What you should output is the data below, unchanged in every character.

++++++++

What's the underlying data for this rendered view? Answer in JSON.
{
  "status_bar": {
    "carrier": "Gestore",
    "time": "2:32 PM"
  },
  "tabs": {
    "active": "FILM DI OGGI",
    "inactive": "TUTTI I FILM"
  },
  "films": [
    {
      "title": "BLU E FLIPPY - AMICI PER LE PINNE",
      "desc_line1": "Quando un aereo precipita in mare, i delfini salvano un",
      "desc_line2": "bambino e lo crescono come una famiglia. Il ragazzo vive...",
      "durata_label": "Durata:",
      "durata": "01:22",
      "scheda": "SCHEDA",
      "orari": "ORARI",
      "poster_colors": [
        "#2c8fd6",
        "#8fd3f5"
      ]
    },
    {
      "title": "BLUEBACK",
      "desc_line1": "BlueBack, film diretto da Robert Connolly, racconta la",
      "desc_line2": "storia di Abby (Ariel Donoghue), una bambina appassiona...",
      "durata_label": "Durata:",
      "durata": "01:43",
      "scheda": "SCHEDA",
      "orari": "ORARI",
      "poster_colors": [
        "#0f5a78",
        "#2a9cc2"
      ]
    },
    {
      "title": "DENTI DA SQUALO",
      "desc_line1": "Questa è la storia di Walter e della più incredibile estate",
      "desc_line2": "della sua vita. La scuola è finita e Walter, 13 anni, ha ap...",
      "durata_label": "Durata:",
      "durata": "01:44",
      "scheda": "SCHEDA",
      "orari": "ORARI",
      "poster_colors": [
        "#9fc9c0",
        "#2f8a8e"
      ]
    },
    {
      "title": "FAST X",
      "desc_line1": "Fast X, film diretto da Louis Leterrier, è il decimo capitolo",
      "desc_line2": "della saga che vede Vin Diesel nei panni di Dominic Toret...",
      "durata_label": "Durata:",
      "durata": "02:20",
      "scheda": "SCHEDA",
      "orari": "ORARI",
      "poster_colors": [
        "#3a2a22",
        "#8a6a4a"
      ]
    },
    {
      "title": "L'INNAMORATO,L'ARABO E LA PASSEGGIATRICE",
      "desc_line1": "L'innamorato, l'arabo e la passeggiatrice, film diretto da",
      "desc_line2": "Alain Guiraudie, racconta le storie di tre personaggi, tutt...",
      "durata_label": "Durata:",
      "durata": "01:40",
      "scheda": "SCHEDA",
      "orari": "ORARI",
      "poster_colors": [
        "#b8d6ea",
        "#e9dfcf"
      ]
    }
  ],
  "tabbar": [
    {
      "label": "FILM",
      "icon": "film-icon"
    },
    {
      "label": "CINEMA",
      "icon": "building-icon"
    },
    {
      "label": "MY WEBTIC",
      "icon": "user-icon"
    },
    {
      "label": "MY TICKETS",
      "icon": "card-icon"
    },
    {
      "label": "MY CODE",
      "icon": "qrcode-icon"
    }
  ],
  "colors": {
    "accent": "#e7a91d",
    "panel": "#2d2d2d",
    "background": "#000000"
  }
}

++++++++

**ANSWER TO THIS TASK:**
What's the underlying data for this rendered view? Answer in JSON.
{
  "status_bar": {
    "carrier": "Gestore",
    "time": "2:32 PM"
  },
  "tabs": {
    "active": "FILM DI OGGI",
    "inactive": "TUTTI I FILM"
  },
  "films": [
    {
      "title": "BLU E FLIPPY - AMICI PER LE PINNE",
      "desc_line1": "Quando un aereo precipita in mare, i delfini salvano un",
      "desc_line2": "bambino e lo crescono come una famiglia. Il ragazzo vive...",
      "durata_label": "Durata:",
      "durata": "01:22",
      "scheda": "SCHEDA",
      "orari": "ORARI",
      "poster_colors": [
        "#2c8fd6",
        "#8fd3f5"
      ]
    },
    {
      "title": "BLUEBACK",
      "desc_line1": "BlueBack, film diretto da Robert Connolly, racconta la",
      "desc_line2": "storia di Abby (Ariel Donoghue), una bambina appassiona...",
      "durata_label": "Durata:",
      "durata": "01:43",
      "scheda": "SCHEDA",
      "orari": "ORARI",
      "poster_colors": [
        "#0f5a78",
        "#2a9cc2"
      ]
    },
    {
      "title": "DENTI DA SQUALO",
      "desc_line1": "Questa è la storia di Walter e della più incredibile estate",
      "desc_line2": "della sua vita. La scuola è finita e Walter, 13 anni, ha ap...",
      "durata_label": "Durata:",
      "durata": "01:44",
      "scheda": "SCHEDA",
      "orari": "ORARI",
      "poster_colors": [
        "#9fc9c0",
        "#2f8a8e"
      ]
    },
    {
      "title": "FAST X",
      "desc_line1": "Fast X, film diretto da Louis Leterrier, è il decimo capitolo",
      "desc_line2": "della saga che vede Vin Diesel nei panni di Dominic Toret...",
      "durata_label": "Durata:",
      "durata": "02:20",
      "scheda": "SCHEDA",
      "orari": "ORARI",
      "poster_colors": [
        "#3a2a22",
        "#8a6a4a"
      ]
    },
    {
      "title": "L'INNAMORATO,L'ARABO E LA PASSEGGIATRICE",
      "desc_line1": "L'innamorato, l'arabo e la passeggiatrice, film diretto da",
      "desc_line2": "Alain Guiraudie, racconta le storie di tre personaggi, tutt...",
      "durata_label": "Durata:",
      "durata": "01:40",
      "scheda": "SCHEDA",
      "orari": "ORARI",
      "poster_colors": [
        "#b8d6ea",
        "#e9dfcf"
      ]
    }
  ],
  "tabbar": [
    {
      "label": "FILM",
      "icon": "film-icon"
    },
    {
      "label": "CINEMA",
      "icon": "building-icon"
    },
    {
      "label": "MY WEBTIC",
      "icon": "user-icon"
    },
    {
      "label": "MY TICKETS",
      "icon": "card-icon"
    },
    {
      "label": "MY CODE",
      "icon": "qrcode-icon"
    }
  ],
  "colors": {
    "accent": "#e7a91d",
    "panel": "#2d2d2d",
    "background": "#000000"
  }
}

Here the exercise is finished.